I really like how you made a checklist of the all rules in order to bail your son out. I can't stress enough how important it is to stay with your rules and boundaries. Often times, I get so frustrated with Ryan's parents because they enable him financially. They send him a weekly allowance of a few hundred dollars, pay for all his needs and don't expect nor stay put in their rules. They enable him to continue this lifestyle. Ryan sits at home, no job, no school, no 'true' friends, no expectations to do anything. His boredom leads him back down to drugs every single time. I always felt that if his parent's would stop enabling him financially it would push Ryan to his bottom a lot quicker, or to the point where he's ready to seek professional help because he can't afford his habit. Unfortunately, I can't control it. I share this story with you, because I pray that you stick to your guns, for as hard as it is you might be helping the addict more than you think. Sure there's always that fear of what if, there will be a lot of fights and manipulation coming from the addict's perspective. But let me tell you: it will soon end when they are ready. Had my parent's not stuck to their rules, I would have been out partying a lot longer, but because I knew they weren't going to bend the rules anymore, not matter how much I begged, cried, and pleaded, it was time I changed.

I can't say I know exactly how you feel, because I'm not a parent to an opiate addict. But I have shared many, many of the trials and tribulations that you've experienced. I've taken on the co-dependent role for Ryan, the girlfriend, the care-taker, and the parent. I feel bad about walking away, and apart of me didn't want to. His drug addiction pushed me away. I believe Ryan is using again, and I'm torn. Since I don't have any proof, I don't know if I should contact his parent's. I'd hate to stir the pot when I don't have solid proof. Seeing how it is from the parent's side from my own experiences, and reading your blog it's an awful thing to hear that of your child.

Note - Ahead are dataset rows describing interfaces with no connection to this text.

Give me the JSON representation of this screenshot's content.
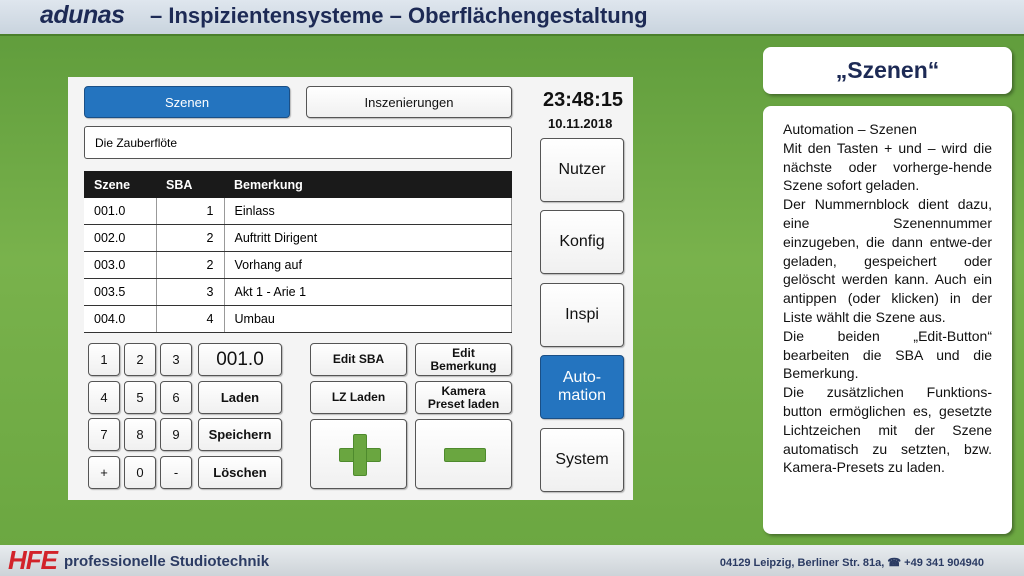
{
  "header": {
    "brand": "adunas",
    "title": "– Inspizientensysteme – Oberflächengestaltung"
  },
  "tabs": {
    "scenes": "Szenen",
    "productions": "Inszenierungen"
  },
  "clock": {
    "time": "23:48:15",
    "date": "10.11.2018"
  },
  "production_title": "Die Zauberflöte",
  "table": {
    "headers": [
      "Szene",
      "SBA",
      "Bemerkung"
    ],
    "rows": [
      [
        "001.0",
        "1",
        "Einlass"
      ],
      [
        "002.0",
        "2",
        "Auftritt Dirigent"
      ],
      [
        "003.0",
        "2",
        "Vorhang auf"
      ],
      [
        "003.5",
        "3",
        "Akt 1 - Arie 1"
      ],
      [
        "004.0",
        "4",
        "Umbau"
      ]
    ]
  },
  "keypad": {
    "keys": [
      "1",
      "2",
      "3",
      "4",
      "5",
      "6",
      "7",
      "8",
      "9",
      "+",
      "0",
      "-"
    ],
    "display": "001.0",
    "load": "Laden",
    "save": "Speichern",
    "delete": "Löschen"
  },
  "actions": {
    "edit_sba": "Edit SBA",
    "edit_remark": "Edit Bemerkung",
    "lz_load": "LZ Laden",
    "camera_preset": "Kamera Preset laden"
  },
  "nav": {
    "user": "Nutzer",
    "config": "Konfig",
    "inspi": "Inspi",
    "automation": "Auto-mation",
    "system": "System"
  },
  "side": {
    "title": "„Szenen“",
    "heading": "Automation – Szenen",
    "paragraphs": [
      "Mit den Tasten + und – wird die nächste oder vorherge-hende Szene sofort geladen.",
      "Der Nummernblock dient dazu, eine Szenennummer einzugeben, die dann entwe-der geladen, gespeichert oder gelöscht werden kann. Auch ein antippen (oder klicken) in der Liste wählt die Szene aus.",
      "Die beiden „Edit-Button“ bearbeiten die SBA und die Bemerkung.",
      "Die zusätzlichen Funktions-button ermöglichen es, gesetzte Lichtzeichen mit der Szene automatisch zu setzten, bzw. Kamera-Presets zu laden."
    ]
  },
  "footer": {
    "logo": "HFE",
    "slogan": "professionelle Studiotechnik",
    "address": "04129 Leipzig, Berliner Str. 81a, ☎ +49 341 904940"
  },
  "colors": {
    "active_blue": "#2474bf",
    "header_navy": "#1d2a55",
    "background_green": "#79b24c",
    "logo_red": "#d2232a"
  }
}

I pray for your family and for your son. Addiction is a painful disease that effects all members of the family, not just the addict. Addiction isn't even fun anymore, it robs the addict of joy, love, goals, and happiness. I pray that your son will seek help sooner rather than later and that your family can learn to heal. Just keep doing what you're doing, and remember stick to your boundaries!